December 20, 2017
December 20, 2017
Of all of the savings, investments and retirement plans out there, the Roth IRA is in a class by itself. Here are five reasons why you need to start a Roth IRA now.
The primary benefit of a Roth IRA is that it can provide you with a tax-free source of income in retirement. The plan is set up such that as long as you are at least 59 ½ years old, and have had a Roth account open for at least five years, the distributions that you receive from the plan can be taken free from federal income tax.
That includes distributions of both your contributions and the investment earnings on those contributions.
Since pensions, most Social Security benefits, and virtually all distributions from other types of tax-sheltered retirement plans will be taxable, the distributions from a Roth IRA will give you at least one source of income without creating a corresponding tax liability.
This may turn out to be more important than you can imagine today. If you will have multiple sources of income in retirement, having at least some of that income be tax-free can be vitally important. It’s even more critical you plan to keep working or running a business during your retirement years. It’s even conceivable that you could be in a higher tax bracket in your 60s and 70s than what you’re in right now.
A lot of people have most or even all of their savings in an employer-sponsored retirement plan, like a 401(k) or a 403(b). It works out well since the contribution limits are extremely high, contributions are automatically payroll deducted into the plan, and often include a generous employer match.
But the downside of that arrangement is having “all your eggs in one basket”. That’s never a good investment strategy.
Having a Roth IRA will provide you with an alternative retirement plan. That will also result in you having more retirement savings than you would have if you were relying strictly on an employer-sponsored plan.
Another disadvantage of an employer-sponsored plan is that they often come with very limited investment options. This is very typical of 403(b) plans, which usually limit your investment choices to insurance annuities. But even many employer-sponsored 401(k) plans might limit you to just a few mutual funds or exchange-traded funds, along with company stock.
This is another area where a Roth IRA can make a huge difference. Since you maintain the account privately, you are free to select any investment broker that you want. You can choose a large brokerage firm, that offers virtually unlimited investment choices. That will give you the option to invest in mutual funds, exchange traded funds, real estate investment trusts, sector funds, or individual securities, like stocks and bonds. Some will even allow you to invest in options and futures if you so choose.
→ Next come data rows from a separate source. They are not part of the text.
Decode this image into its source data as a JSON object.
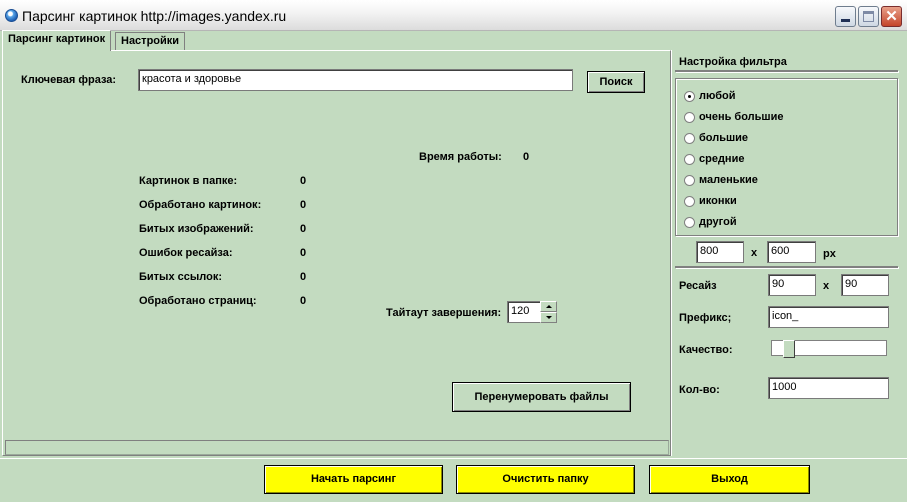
{
  "window": {
    "title": "Парсинг картинок http://images.yandex.ru",
    "controls": {
      "minimize": "minimize-icon",
      "maximize": "maximize-icon",
      "close": "close-icon"
    }
  },
  "tabs": [
    {
      "label": "Парсинг картинок",
      "active": true
    },
    {
      "label": "Настройки",
      "active": false
    }
  ],
  "search": {
    "label": "Ключевая фраза:",
    "value": "красота и здоровье",
    "button": "Поиск"
  },
  "work_time": {
    "label": "Время работы:",
    "value": "0"
  },
  "stats": [
    {
      "label": "Картинок в папке:",
      "value": "0"
    },
    {
      "label": "Обработано картинок:",
      "value": "0"
    },
    {
      "label": "Битых изображений:",
      "value": "0"
    },
    {
      "label": "Ошибок ресайза:",
      "value": "0"
    },
    {
      "label": "Битых ссылок:",
      "value": "0"
    },
    {
      "label": "Обработано страниц:",
      "value": "0"
    }
  ],
  "timeout": {
    "label": "Тайтаут завершения:",
    "value": "120"
  },
  "renumber_button": "Перенумеровать файлы",
  "filter": {
    "title": "Настройка фильтра",
    "options": [
      "любой",
      "очень большие",
      "большие",
      "средние",
      "маленькие",
      "иконки",
      "другой"
    ],
    "selected": "любой",
    "custom_width": "800",
    "custom_height": "600",
    "separator": "x",
    "unit": "px"
  },
  "resize": {
    "label": "Ресайз",
    "width": "90",
    "height": "90",
    "separator": "x",
    "prefix_label": "Префикс;",
    "prefix_value": "icon_",
    "quality_label": "Качество:",
    "quality_level": 0.12,
    "count_label": "Кол-во:",
    "count_value": "1000"
  },
  "bottom_buttons": {
    "start": "Начать парсинг",
    "clear": "Очистить папку",
    "exit": "Выход"
  },
  "colors": {
    "background": "#c3dbc0",
    "accent_button": "#ffff00"
  }
}
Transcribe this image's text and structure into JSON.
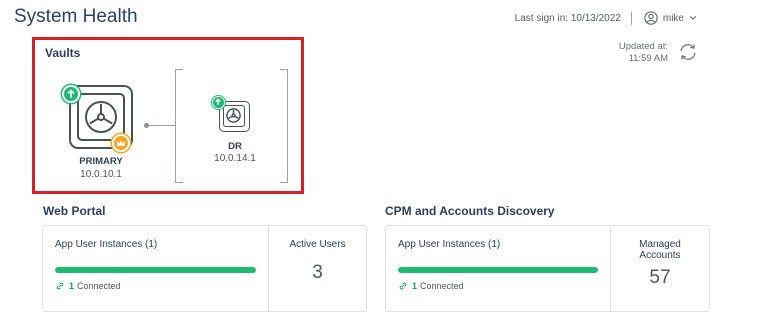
{
  "page": {
    "title": "System Health"
  },
  "header": {
    "last_sign_in": "Last sign in: 10/13/2022",
    "username": "mike"
  },
  "updated": {
    "label": "Updated at:",
    "time": "11:59 AM"
  },
  "vaults": {
    "heading": "Vaults",
    "primary": {
      "name": "PRIMARY",
      "ip": "10.0.10.1"
    },
    "dr": {
      "name": "DR",
      "ip": "10.0.14.1"
    }
  },
  "web_portal": {
    "title": "Web Portal",
    "instances_label": "App User Instances (1)",
    "connected_count": "1",
    "connected_label": "Connected",
    "progress": 1.0,
    "metric_label": "Active Users",
    "metric_value": "3"
  },
  "cpm": {
    "title": "CPM and Accounts Discovery",
    "instances_label": "App User Instances (1)",
    "connected_count": "1",
    "connected_label": "Connected",
    "progress": 1.0,
    "metric_label": "Managed Accounts",
    "metric_value": "57"
  },
  "colors": {
    "accent_green": "#1dba74",
    "highlight_red": "#d6202a",
    "crown_orange": "#f5a623"
  },
  "icons": [
    "user-icon",
    "chevron-down-icon",
    "refresh-icon",
    "vault-icon",
    "arrow-up-icon",
    "crown-icon",
    "link-icon"
  ]
}
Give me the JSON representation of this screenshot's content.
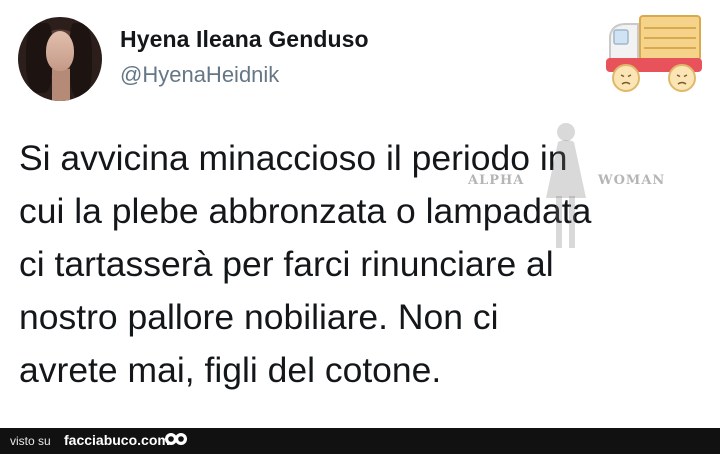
{
  "tweet": {
    "display_name": "Hyena Ileana Genduso",
    "handle": "@HyenaHeidnik",
    "avatar_icon": "user-avatar",
    "text_lines": [
      "Si avvicina minaccioso il periodo in",
      "cui la plebe abbronzata o lampadata",
      "ci tartasserà per farci rinunciare al",
      "nostro pallore nobiliare. Non ci",
      "avrete mai, figli del cotone."
    ],
    "text_color": "#14171a",
    "handle_color": "#657786"
  },
  "watermark": {
    "left": "ALPHA",
    "right": "WOMAN"
  },
  "sticker": {
    "icon": "sad-truck-icon"
  },
  "footer": {
    "prefix": "visto su",
    "site": "facciabuco.com",
    "icon": "eyes-icon",
    "background": "#111111"
  }
}
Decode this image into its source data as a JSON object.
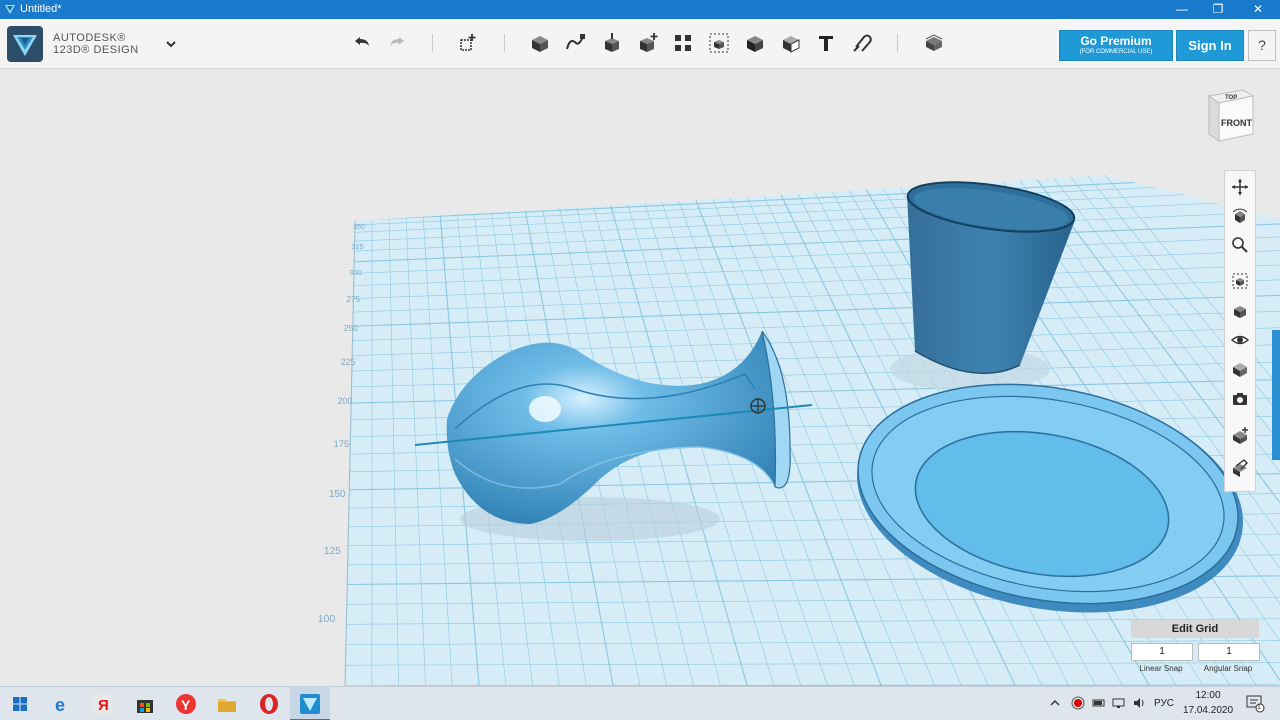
{
  "window": {
    "title": "Untitled*"
  },
  "brand": {
    "line1": "AUTODESK®",
    "line2": "123D® DESIGN"
  },
  "toolbar": {
    "tools": [
      "undo-icon",
      "redo-icon",
      "primitives-icon",
      "sketch-icon",
      "construct-icon",
      "modify-icon",
      "pattern-icon",
      "grouping-icon",
      "combine-icon",
      "measure-icon",
      "text-icon",
      "snap-icon",
      "materials-icon"
    ]
  },
  "premium": {
    "label": "Go Premium",
    "sub": "(FOR COMMERCIAL USE)"
  },
  "signin": {
    "label": "Sign In"
  },
  "help": {
    "label": "?"
  },
  "viewcube": {
    "top": "TOP",
    "front": "FRONT"
  },
  "ruler": {
    "labels": [
      "350",
      "325",
      "300",
      "275",
      "250",
      "225",
      "200",
      "175",
      "150",
      "125",
      "100"
    ]
  },
  "nav": {
    "items": [
      "pan-icon",
      "orbit-icon",
      "zoom-icon",
      "fit-icon",
      "view-icon",
      "visibility-icon",
      "materials-view-icon",
      "camera-icon",
      "grid-icon",
      "snap-tool-icon"
    ]
  },
  "edit_grid": {
    "title": "Edit Grid",
    "linear_value": "1",
    "angular_value": "1",
    "linear_label": "Linear Snap",
    "angular_label": "Angular Snap"
  },
  "taskbar": {
    "lang": "РУС",
    "time": "12:00",
    "date": "17.04.2020",
    "notif_count": "1"
  },
  "colors": {
    "accent": "#1f9ad6",
    "model": "#4aa6db",
    "grid_line": "#8cc7e0",
    "grid_bg": "#d4ecf6"
  }
}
That will give you an opportunity to invest beyond the limited choices available in your employer-sponsored plan. You may even find that the investments that you choose and hold in your Roth IRA outperform those in the employer plan.
There’s an interesting twist in Roth IRA regulations. The IRS Ordering Rules for Distributions for Roth IRAs allows you to withdraw your contributions first when taking early withdrawals from the plan.
That means that if you have $10,000 in a Roth IRA, of which $6,000 represents your contributions, then you can withdraw up to $6,000 from the plan without having to pay either ordinary income tax or the 10% early withdrawal penalty.
While you certainly don’t want to use a retirement plan as an emergency fund, and it should never be your first source of cash, you can use a Roth IRA as a secondary source of emergency cash. You can withdraw the cash that you need, without tax consequences, and then leave the rest in the account to continue growing.
It’s a cool benefit that’s available only in the Roth IRA. It should never be a substitute for having an emergency savings account. But it can serve as a backup plan, in addition to its primary function of saving for your retirement.
The ability to withdraw your contributions from the plan without tax consequences makes a Roth IRA a natural source for a one-time withdrawal of a major purchase, like the down payment on a home.
People often turn to other retirement accounts for down payment money. For example, they might take a loan from a 401(k) plan. But that will mean that they’ll have to make monthly payments on the loan, that will effectively reduce their contributions to the plan.
The other practice is to liquidate retirement assets. They might withdraw money from an IRA, or the 401(k) plan of a former employer. While those can certainly be a source of funds, they come with tax consequences. You will have to include the amount of the withdrawal in your income for that year, and it will be subject to ordinary income tax. Also, if you’re under 59 ½, you’ll also have to pay the 10% early withdrawal penalty.
If you withdraw your contributions from a Roth IRA, you’ll have neither loan payments nor a tax liability. That makes it an excellent source for the down payment on a home.
If you don’t already have a Roth IRA, you should plan to set one up as soon as possible. It’s only slightly more complicated than setting up a bank savings account, but the benefits are so much greater.
Send this to a friend